Business is going to be tough in 2023. We have both the energy crisis and the cost-of-living crisis to deal with right now. What you don’t need as a business is a telephony and communications crisis too ...
As costs get tighter in a business, you may still require high-end equipment or services to invest in so that your business runs super efficiently. The main services that businesses tend to upgrade as they expand are their communications with internet connections, internal data switches, PCs, laptops, WiFi systems and now, with us rapidly approaching the Openreach deadline in 2025 for the big ISDN/PSTN switch off, is the humble telephone system.
Most smaller companies are satisfied with having a fibre connection in the way of 'Fibre-to-the-Cabinet', from the BT Exchange to the green street box. In the main, there is nothing wrong with FTTC, as long as there are no faults on the copper side of the network. This can be deterioration of the copper due to open or exposed joints, letting in water and hampering data transmission or causing the wire to short circuit.
If you are on a residential contract, you could wait up to three working days for a repair.
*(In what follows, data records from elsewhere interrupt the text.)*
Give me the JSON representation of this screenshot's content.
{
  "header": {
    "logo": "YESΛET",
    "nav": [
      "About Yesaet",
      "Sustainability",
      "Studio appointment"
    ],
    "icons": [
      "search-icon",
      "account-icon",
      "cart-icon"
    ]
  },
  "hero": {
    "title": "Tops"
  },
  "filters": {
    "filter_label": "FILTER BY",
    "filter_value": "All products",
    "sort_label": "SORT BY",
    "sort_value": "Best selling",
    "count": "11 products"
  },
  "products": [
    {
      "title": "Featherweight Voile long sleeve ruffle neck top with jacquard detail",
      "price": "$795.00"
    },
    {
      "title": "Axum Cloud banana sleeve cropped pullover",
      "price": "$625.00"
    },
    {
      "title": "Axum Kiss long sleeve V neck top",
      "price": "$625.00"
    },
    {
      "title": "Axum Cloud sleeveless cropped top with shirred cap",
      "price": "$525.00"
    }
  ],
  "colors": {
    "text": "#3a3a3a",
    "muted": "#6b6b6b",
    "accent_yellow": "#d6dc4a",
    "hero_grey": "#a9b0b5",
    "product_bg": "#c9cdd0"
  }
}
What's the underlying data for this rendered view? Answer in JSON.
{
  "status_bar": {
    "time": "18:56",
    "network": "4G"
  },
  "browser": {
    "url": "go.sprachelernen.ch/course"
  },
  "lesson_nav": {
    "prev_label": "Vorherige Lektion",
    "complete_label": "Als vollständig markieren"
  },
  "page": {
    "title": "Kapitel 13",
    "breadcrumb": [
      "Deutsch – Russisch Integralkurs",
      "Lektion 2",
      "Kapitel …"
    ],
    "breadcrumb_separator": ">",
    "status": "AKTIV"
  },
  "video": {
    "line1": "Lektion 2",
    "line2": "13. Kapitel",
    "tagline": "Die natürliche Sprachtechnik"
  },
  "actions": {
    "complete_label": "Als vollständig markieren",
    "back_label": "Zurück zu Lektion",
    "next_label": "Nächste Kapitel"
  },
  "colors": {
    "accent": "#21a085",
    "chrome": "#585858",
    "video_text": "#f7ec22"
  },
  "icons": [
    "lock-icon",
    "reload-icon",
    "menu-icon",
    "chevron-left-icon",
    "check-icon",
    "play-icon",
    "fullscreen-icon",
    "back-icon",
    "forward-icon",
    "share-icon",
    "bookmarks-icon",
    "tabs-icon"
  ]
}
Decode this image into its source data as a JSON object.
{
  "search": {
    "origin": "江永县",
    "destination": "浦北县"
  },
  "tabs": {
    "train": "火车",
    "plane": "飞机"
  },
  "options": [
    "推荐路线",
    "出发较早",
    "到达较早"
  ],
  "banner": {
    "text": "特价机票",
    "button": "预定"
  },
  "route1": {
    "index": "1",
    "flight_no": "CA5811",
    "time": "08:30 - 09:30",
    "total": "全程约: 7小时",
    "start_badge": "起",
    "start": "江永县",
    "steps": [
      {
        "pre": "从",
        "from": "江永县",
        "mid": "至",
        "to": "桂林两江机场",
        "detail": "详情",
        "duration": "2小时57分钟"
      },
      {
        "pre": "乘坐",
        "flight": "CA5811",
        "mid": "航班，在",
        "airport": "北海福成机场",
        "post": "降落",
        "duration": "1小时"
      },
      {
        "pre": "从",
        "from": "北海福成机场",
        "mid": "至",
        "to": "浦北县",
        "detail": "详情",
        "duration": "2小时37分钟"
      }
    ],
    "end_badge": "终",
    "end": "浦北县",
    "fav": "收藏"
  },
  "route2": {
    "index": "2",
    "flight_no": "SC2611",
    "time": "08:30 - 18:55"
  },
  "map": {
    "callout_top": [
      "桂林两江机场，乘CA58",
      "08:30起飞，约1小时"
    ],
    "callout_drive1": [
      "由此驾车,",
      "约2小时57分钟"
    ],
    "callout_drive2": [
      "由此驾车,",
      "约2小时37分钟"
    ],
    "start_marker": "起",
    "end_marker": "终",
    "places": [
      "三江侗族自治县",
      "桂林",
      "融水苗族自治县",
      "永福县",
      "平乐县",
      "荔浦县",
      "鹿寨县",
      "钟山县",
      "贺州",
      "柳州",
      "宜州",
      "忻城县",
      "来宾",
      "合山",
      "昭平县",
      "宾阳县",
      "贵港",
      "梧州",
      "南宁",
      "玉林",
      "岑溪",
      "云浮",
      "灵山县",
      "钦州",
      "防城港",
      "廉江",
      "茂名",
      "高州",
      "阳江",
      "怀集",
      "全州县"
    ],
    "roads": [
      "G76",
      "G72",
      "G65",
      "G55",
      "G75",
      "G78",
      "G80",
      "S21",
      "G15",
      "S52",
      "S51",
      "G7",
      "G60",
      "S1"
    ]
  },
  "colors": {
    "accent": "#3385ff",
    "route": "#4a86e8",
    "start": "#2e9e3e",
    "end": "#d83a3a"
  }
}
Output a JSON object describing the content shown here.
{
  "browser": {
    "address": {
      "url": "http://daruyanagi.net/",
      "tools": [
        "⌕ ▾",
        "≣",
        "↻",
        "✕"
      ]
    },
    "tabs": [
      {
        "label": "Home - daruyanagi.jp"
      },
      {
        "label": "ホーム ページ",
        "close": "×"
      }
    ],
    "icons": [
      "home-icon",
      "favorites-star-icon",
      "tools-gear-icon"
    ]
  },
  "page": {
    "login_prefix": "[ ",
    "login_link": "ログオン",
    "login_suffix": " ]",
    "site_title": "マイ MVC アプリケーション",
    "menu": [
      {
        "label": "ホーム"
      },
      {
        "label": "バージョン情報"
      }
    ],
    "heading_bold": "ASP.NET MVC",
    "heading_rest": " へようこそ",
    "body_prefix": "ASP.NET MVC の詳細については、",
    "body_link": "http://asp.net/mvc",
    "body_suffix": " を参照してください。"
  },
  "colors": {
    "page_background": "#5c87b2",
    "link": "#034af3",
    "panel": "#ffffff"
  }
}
If you are on a business contract, the response time is much quicker and may get a repair done on the next working day.
The reality is that FTTC has 'best endeavours' in contractual terms as there are no Service Level Agreements (SLAs) of actual fix times so your business could be down for days if all your software packages (Accounts, CRM, shared Data files) are online.
Your service provider's hands are usually tied by Openreach's contractual terms so no good screaming at them either. 2023 is the time to spend some proper money on your business and ensure your ICT (Internet, Computers and Telephony) are all in order.
If you have decided that productivity for those who have been working from home in the past two and half years needs to be reassessed by bringing staff back into the office, then make sure that you give them the proper tools to work with.
Telephone Systems have made a massive transition from the days of having to have separate phone lines (PSTN/ISDN2e/ISDN30e) and large boxes bolted to the wall in the corner of the office and proprietary handsets made by the same manufacturer. The big guns of the PBX suppliers of old, Avaya, Nortel, Panasonic, Toshiba, Samsung and to a much lesser extent Mitel, have all, but disappeared from the emerging markets of IP (Internet Protocol) telephony. There are now TWO distinct markets with regard to telephony. These are the Hardware and the Software/Hosted telephony markets.
Names like Yealink, Poly (formally Polycom) and Snom are now the front runners in generic, opensource hardware that can be used with virtually any of the 100+ Software/Hosted Telephony vendors that are vying for market position in the TaaS (Telephony as a Service) arena.
Mostly, the likes of 8x8, Ring Central, Voiceflex, Swyx and even Microsoft are trying to cash in on the replacement of the PBX by offering supposedly free handsets on 36-month contracts that actually cost anything from £10 to £20 per connected handset per month. This includes handsets that may never get used in the locker rooms, kitchen area or the spare in the Comms Room for maintenance purposes.
Especially if, on your old PBX, you have run call centre software and wallboards, showing calls waiting, abandoned calls etc. If you have a Swan (Inter-Tel/Mitel) Phone Manager or any similar applications, these are all based on a PC that connects to the CCU (central control unit/phone system box) so information is passed internally between systems.
Sounds complicated, doesn't it? As telephony and communcations is such an in-depth subject, I'll continue in next week's blog post.
If you feel inspired to find out more then do call me on 07555 807700 or leave a comment below and I'll be in touch as soon as I can.